Data and processes in computing
Data and processes in computing

This free course is available to start right now. Review the full course description and key learning outcomes and create an account and enrol if you want a free statement of participation.

Free course

Data and processes in computing

Exercises on Section 4

Exercise 9

For each of the following functions, give the signature and suggest a suitable precondition.

  • (a) TOUPPER, which changes a string, containing only lower-case letters, into the corresponding string consisting of upper-case letters. (So, for example, TOUPPER(“word”) = “WORD”.)

  • (b) REMOVELAST, which, given a sequence, deletes its last member.

  • (c) LAST, which returns the last member of a sequence.



  • (a) This function inputs a string and outputs a string, therefore it has signature TOUPPER : SeqOfCharSeqOfChar. It requires a precondition that the input sequence consists entirely of lower-case letters.

  • (b) The members of the sequence may come from any set, which we will denote by X. The input is a sequence and the returned value is also a sequence. So the signature is REMOVELAST : SeqOfXSeqOfX . The input sequence should contain at least one member (otherwise there is no last member to delete), so we need a precondition that the input sequence is not empty.

  • (c) This is similar to (a), except that the returned value is an item from X, rather than a sequence. The signature is LAST : SeqOfXX. We again need the precondition that the input sequence is not empty.

Exercise 10

Suppose that the days of the week are represented by numbers, with Mon-day represented by 1, Tuesday represented by 2, and so on, with Sunday represented by 7. Describe a function TOMORROW2, giving the next day with Days represented in this way.



You may have given this description.

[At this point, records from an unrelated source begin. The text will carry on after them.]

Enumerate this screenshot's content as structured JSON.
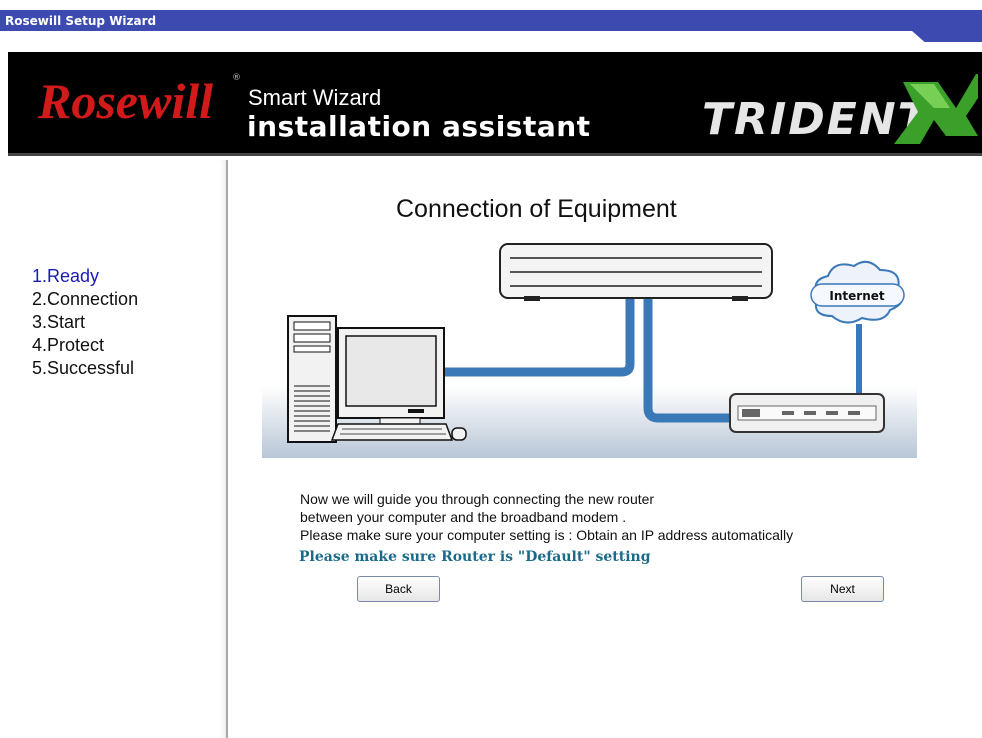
{
  "window": {
    "title": "Rosewill Setup Wizard"
  },
  "header": {
    "brand": "Rosewill",
    "subtitle": "Smart Wizard",
    "title": "installation assistant",
    "product_logo": "TRIDENT X"
  },
  "sidebar": {
    "steps": [
      {
        "label": "1.Ready",
        "active": true
      },
      {
        "label": "2.Connection",
        "active": false
      },
      {
        "label": "3.Start",
        "active": false
      },
      {
        "label": "4.Protect",
        "active": false
      },
      {
        "label": "5.Successful",
        "active": false
      }
    ]
  },
  "main": {
    "heading": "Connection of Equipment",
    "diagram": {
      "cloud_label": "Internet"
    },
    "instructions": [
      "Now we will guide you through connecting the new router",
      "between your computer and the broadband modem .",
      "Please make sure your computer setting is : Obtain an IP address automatically"
    ],
    "note": "Please make sure Router is \"Default\" setting",
    "back_label": "Back",
    "next_label": "Next"
  },
  "colors": {
    "titlebar": "#3d4bb0",
    "active_step": "#1a1ab8",
    "cable": "#3a78b8",
    "note": "#1a6a8a"
  }
}
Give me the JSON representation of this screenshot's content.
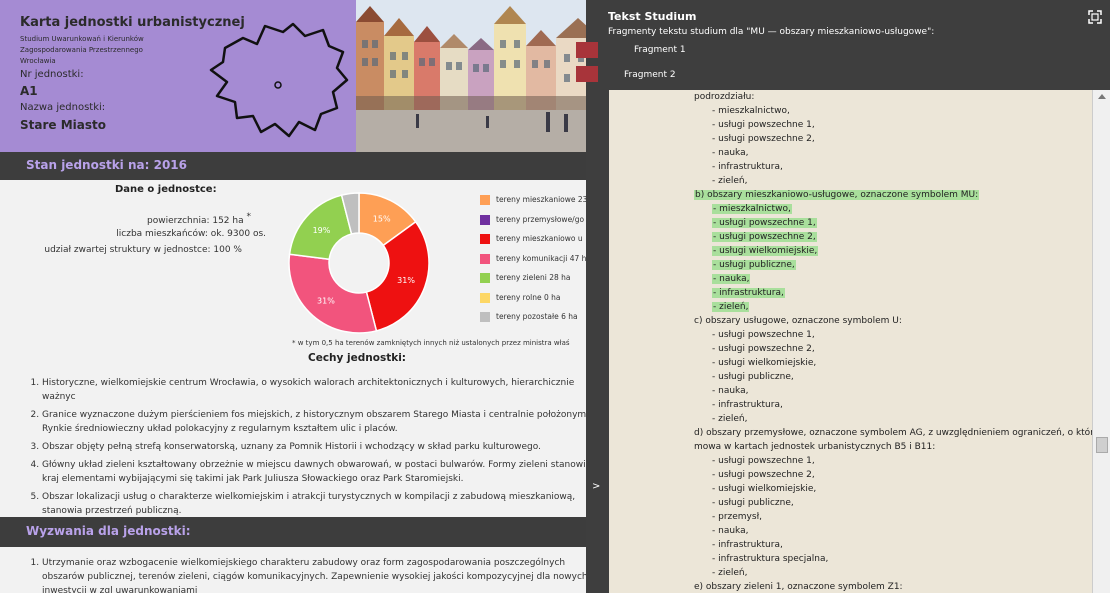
{
  "card": {
    "title": "Karta jednostki urbanistycznej",
    "subtitle": "Studium Uwarunkowań i Kierunków Zagospodarowania Przestrzennego Wrocławia",
    "unit_no_label": "Nr jednostki:",
    "unit_no": "A1",
    "unit_name_label": "Nazwa jednostki:",
    "unit_name": "Stare Miasto",
    "state_heading": "Stan jednostki na: 2016",
    "data_heading": "Dane o jednostce:",
    "stats": [
      {
        "label": "powierzchnia: 152 ha",
        "mark": "*"
      },
      {
        "label": "liczba mieszkańców: ok. 9300 os."
      },
      {
        "label": "udział zwartej struktury w jednostce: 100 %"
      }
    ],
    "footnote": "* w tym 0,5 ha terenów zamkniętych innych niż ustalonych przez ministra właś",
    "features_heading": "Cechy jednostki:",
    "features": [
      "Historyczne, wielkomiejskie centrum Wrocławia, o wysokich walorach architektonicznych i kulturowych, hierarchicznie ważnyc",
      "Granice wyznaczone dużym pierścieniem fos miejskich, z historycznym obszarem Starego Miasta i centralnie położonym Rynkie średniowieczny układ polokacyjny z regularnym kształtem ulic i placów.",
      "Obszar objęty pełną strefą konserwatorską, uznany za Pomnik Historii i wchodzący w skład parku kulturowego.",
      "Główny układ zieleni kształtowany obrzeżnie w miejscu dawnych obwarowań, w postaci bulwarów. Formy zieleni stanowią kraj elementami wybijającymi się takimi jak Park Juliusza Słowackiego oraz Park Staromiejski.",
      "Obszar lokalizacji usług o charakterze wielkomiejskim i atrakcji turystycznych w kompilacji z zabudową mieszkaniową, stanowia przestrzeń publiczną."
    ],
    "challenges_heading": "Wyzwania dla jednostki:",
    "challenges": [
      "Utrzymanie oraz wzbogacenie wielkomiejskiego charakteru zabudowy oraz form zagospodarowania poszczególnych obszarów publicznej, terenów zieleni, ciągów komunikacyjnych. Zapewnienie wysokiej jakości kompozycyjnej dla nowych inwestycji w zgl uwarunkowaniami"
    ]
  },
  "chart_data": {
    "type": "pie",
    "donut": true,
    "slices": [
      {
        "name": "tereny mieszkaniowe 23",
        "value": 15,
        "label": "15%",
        "color": "#fe9f55"
      },
      {
        "name": "tereny przemysłowe/go",
        "value": 0,
        "label": "",
        "color": "#6f2f9f"
      },
      {
        "name": "tereny mieszkaniowo u",
        "value": 31,
        "label": "31%",
        "color": "#ee1111"
      },
      {
        "name": "tereny komunikacji 47 h",
        "value": 31,
        "label": "31%",
        "color": "#f2547d"
      },
      {
        "name": "tereny zieleni 28 ha",
        "value": 19,
        "label": "19%",
        "color": "#92d050"
      },
      {
        "name": "tereny rolne 0 ha",
        "value": 0,
        "label": "",
        "color": "#fdd765"
      },
      {
        "name": "tereny pozostałe 6 ha",
        "value": 4,
        "label": "",
        "color": "#bfbfbf"
      }
    ]
  },
  "panel": {
    "title": "Tekst Studium",
    "subtitle": "Fragmenty tekstu studium dla \"MU — obszary mieszkaniowo-usługowe\":",
    "fragments": [
      "Fragment 1",
      "Fragment 2"
    ],
    "collapse": ">",
    "lines": [
      {
        "t": "podrozdziału:",
        "ind": false,
        "hl": false
      },
      {
        "t": "- mieszkalnictwo,",
        "ind": true,
        "hl": false
      },
      {
        "t": "- usługi powszechne 1,",
        "ind": true,
        "hl": false
      },
      {
        "t": "- usługi powszechne 2,",
        "ind": true,
        "hl": false
      },
      {
        "t": "- nauka,",
        "ind": true,
        "hl": false
      },
      {
        "t": "- infrastruktura,",
        "ind": true,
        "hl": false
      },
      {
        "t": "- zieleń,",
        "ind": true,
        "hl": false
      },
      {
        "t": "b) obszary mieszkaniowo-usługowe, oznaczone symbolem MU:",
        "ind": false,
        "hl": true
      },
      {
        "t": "- mieszkalnictwo,",
        "ind": true,
        "hl": true
      },
      {
        "t": "- usługi powszechne 1,",
        "ind": true,
        "hl": true
      },
      {
        "t": "- usługi powszechne 2,",
        "ind": true,
        "hl": true
      },
      {
        "t": "- usługi wielkomiejskie,",
        "ind": true,
        "hl": true
      },
      {
        "t": "- usługi publiczne,",
        "ind": true,
        "hl": true
      },
      {
        "t": "- nauka,",
        "ind": true,
        "hl": true
      },
      {
        "t": "- infrastruktura,",
        "ind": true,
        "hl": true
      },
      {
        "t": "- zieleń,",
        "ind": true,
        "hl": true
      },
      {
        "t": "c) obszary usługowe, oznaczone symbolem U:",
        "ind": false,
        "hl": false
      },
      {
        "t": "- usługi powszechne 1,",
        "ind": true,
        "hl": false
      },
      {
        "t": "- usługi powszechne 2,",
        "ind": true,
        "hl": false
      },
      {
        "t": "- usługi wielkomiejskie,",
        "ind": true,
        "hl": false
      },
      {
        "t": "- usługi publiczne,",
        "ind": true,
        "hl": false
      },
      {
        "t": "- nauka,",
        "ind": true,
        "hl": false
      },
      {
        "t": "- infrastruktura,",
        "ind": true,
        "hl": false
      },
      {
        "t": "- zieleń,",
        "ind": true,
        "hl": false
      },
      {
        "t": "d) obszary przemysłowe, oznaczone symbolem AG, z uwzględnieniem ograniczeń, o których",
        "ind": false,
        "hl": false
      },
      {
        "t": "mowa w kartach jednostek urbanistycznych B5 i B11:",
        "ind": false,
        "hl": false
      },
      {
        "t": "- usługi powszechne 1,",
        "ind": true,
        "hl": false
      },
      {
        "t": "- usługi powszechne 2,",
        "ind": true,
        "hl": false
      },
      {
        "t": "- usługi wielkomiejskie,",
        "ind": true,
        "hl": false
      },
      {
        "t": "- usługi publiczne,",
        "ind": true,
        "hl": false
      },
      {
        "t": "- przemysł,",
        "ind": true,
        "hl": false
      },
      {
        "t": "- nauka,",
        "ind": true,
        "hl": false
      },
      {
        "t": "- infrastruktura,",
        "ind": true,
        "hl": false
      },
      {
        "t": "- infrastruktura specjalna,",
        "ind": true,
        "hl": false
      },
      {
        "t": "- zieleń,",
        "ind": true,
        "hl": false
      },
      {
        "t": "e) obszary zieleni 1, oznaczone symbolem Z1:",
        "ind": false,
        "hl": false
      }
    ]
  }
}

function TOMORROW2(d in Int) return in Int

pre d is in the set {1,2,3,4,5,6,7}.

post The returned value is t, where:

  • if d = 1 then t = 2

  • if d = 2 then t = 3

  • if d = 3 then t = 4

  • if d = 4 then t = 5

  • if d = 5 then t = 6

  • if d = 6 then t = 7

  • if d = 7 then t = 1.

Or you may have given a shorter description, such as:

function TOMORROW2(d in Int) return in Int

pre 1 ≤ d ≤ 7.

post The returned value is t, where:

t = d + 1 if 1 = d = 6;

t = 1 if d = 7.

Either of these answers is fine.

Exercise 11

  • (a) With s = “abcd”, evaluate each of:

    • (i) AT(1, s);

    • (ii) PUT(2, s, AT(1, s)).

  • (b) For a general sequence s, describe how the sequence PUT(2, s, AT(1, s)) is obtained from s.

The functions AT and PUT were described in Activity 16.



  • (a)(i) With s = “abcd”, AT(1,s) = ‘a’.

  • (ii) Then PUT(2,s,AT(1,s)) = PUT(2,“abcd”,‘a’) = “aacd”.

  • (b) In general, PUT(2,s,AT(1,s)) is formed by replacing the second member of the sequence s with a copy of the first member of s.


Take your learning further

Making the decision to study can be a big step, which is why you'll want a trusted University. The Open University has 50 years’ experience delivering flexible learning and 170,000 students are studying with us right now. Take a look at all Open University courses.

If you are new to university level study, find out more about the types of qualifications we offer, including our entry level Access courses and Certificates.

Not ready for University study then browse over 900 free courses on OpenLearn and sign up to our newsletter to hear about new free courses as they are released.

Every year, thousands of students decide to study with The Open University. With over 120 qualifications, we’ve got the right course for you.

Request an Open University prospectus